=== Section Start ===
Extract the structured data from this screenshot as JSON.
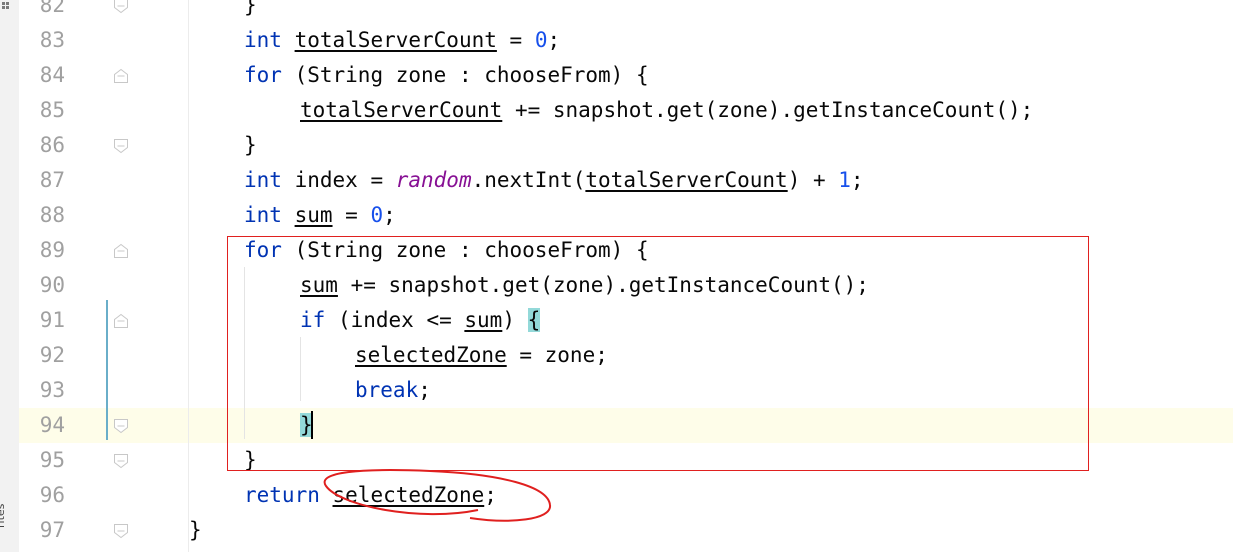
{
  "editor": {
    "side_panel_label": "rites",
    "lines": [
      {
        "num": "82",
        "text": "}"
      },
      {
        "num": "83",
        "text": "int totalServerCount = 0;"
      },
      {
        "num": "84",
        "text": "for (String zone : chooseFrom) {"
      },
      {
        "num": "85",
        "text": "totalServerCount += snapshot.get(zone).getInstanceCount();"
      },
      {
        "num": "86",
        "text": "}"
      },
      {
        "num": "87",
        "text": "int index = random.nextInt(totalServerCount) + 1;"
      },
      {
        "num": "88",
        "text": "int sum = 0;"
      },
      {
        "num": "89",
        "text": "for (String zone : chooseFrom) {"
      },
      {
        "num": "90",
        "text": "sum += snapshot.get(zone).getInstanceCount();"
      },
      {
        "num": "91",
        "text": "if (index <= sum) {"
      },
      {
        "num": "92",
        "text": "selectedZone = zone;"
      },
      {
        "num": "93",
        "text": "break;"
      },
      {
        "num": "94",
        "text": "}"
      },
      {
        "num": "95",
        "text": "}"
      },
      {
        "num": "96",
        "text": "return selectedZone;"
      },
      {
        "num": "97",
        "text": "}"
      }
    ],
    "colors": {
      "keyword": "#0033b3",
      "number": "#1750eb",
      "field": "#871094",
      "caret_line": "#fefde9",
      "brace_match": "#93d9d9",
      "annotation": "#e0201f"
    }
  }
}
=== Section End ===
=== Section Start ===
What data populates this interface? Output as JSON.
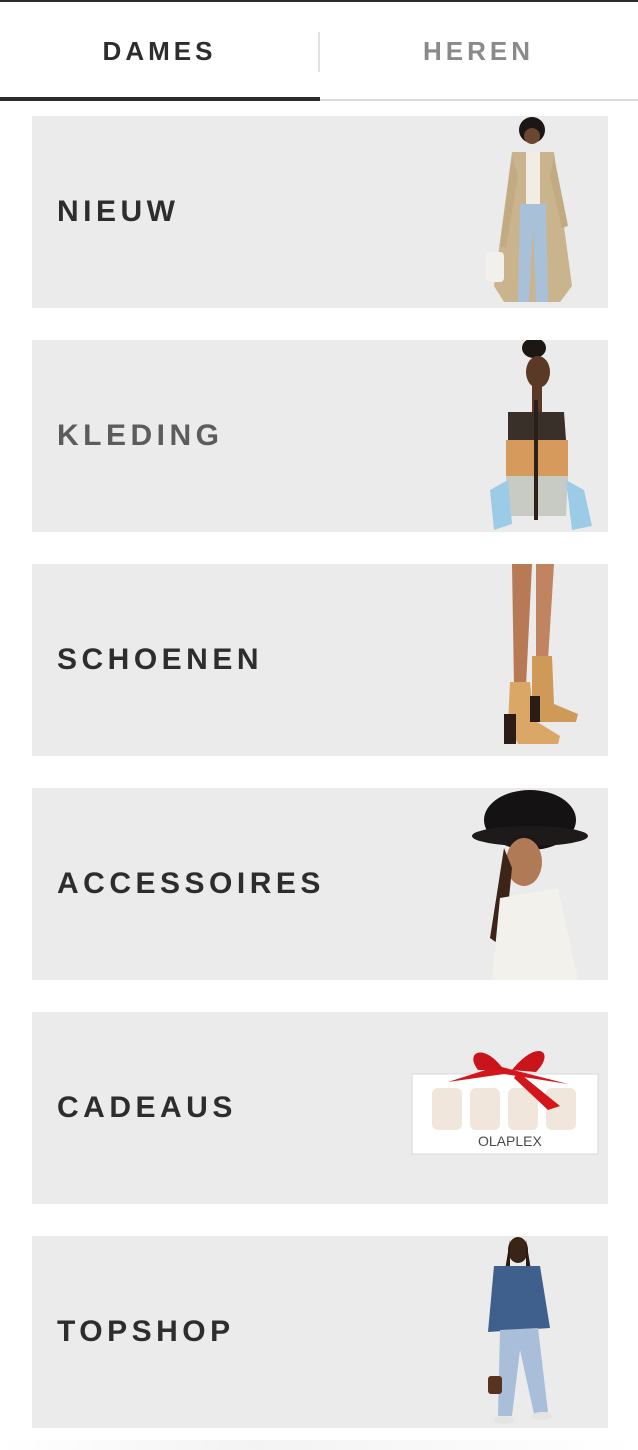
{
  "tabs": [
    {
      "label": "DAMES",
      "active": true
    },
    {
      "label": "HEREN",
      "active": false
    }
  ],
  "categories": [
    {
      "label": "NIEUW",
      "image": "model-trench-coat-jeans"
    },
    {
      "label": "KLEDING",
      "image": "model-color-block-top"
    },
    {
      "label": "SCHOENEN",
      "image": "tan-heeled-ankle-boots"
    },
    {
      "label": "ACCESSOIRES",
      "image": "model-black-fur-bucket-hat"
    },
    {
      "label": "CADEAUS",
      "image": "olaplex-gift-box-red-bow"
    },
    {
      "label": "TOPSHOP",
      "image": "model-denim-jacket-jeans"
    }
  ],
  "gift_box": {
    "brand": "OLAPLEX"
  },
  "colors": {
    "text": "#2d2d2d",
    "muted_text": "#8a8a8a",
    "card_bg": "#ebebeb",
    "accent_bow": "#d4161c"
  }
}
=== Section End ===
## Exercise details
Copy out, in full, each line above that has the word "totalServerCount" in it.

## Answer box
        "text": "int totalServerCount = 0;"
        "text": "totalServerCount += snapshot.get(zone).getInstanceCount();"
        "text": "int index = random.nextInt(totalServerCount) + 1;"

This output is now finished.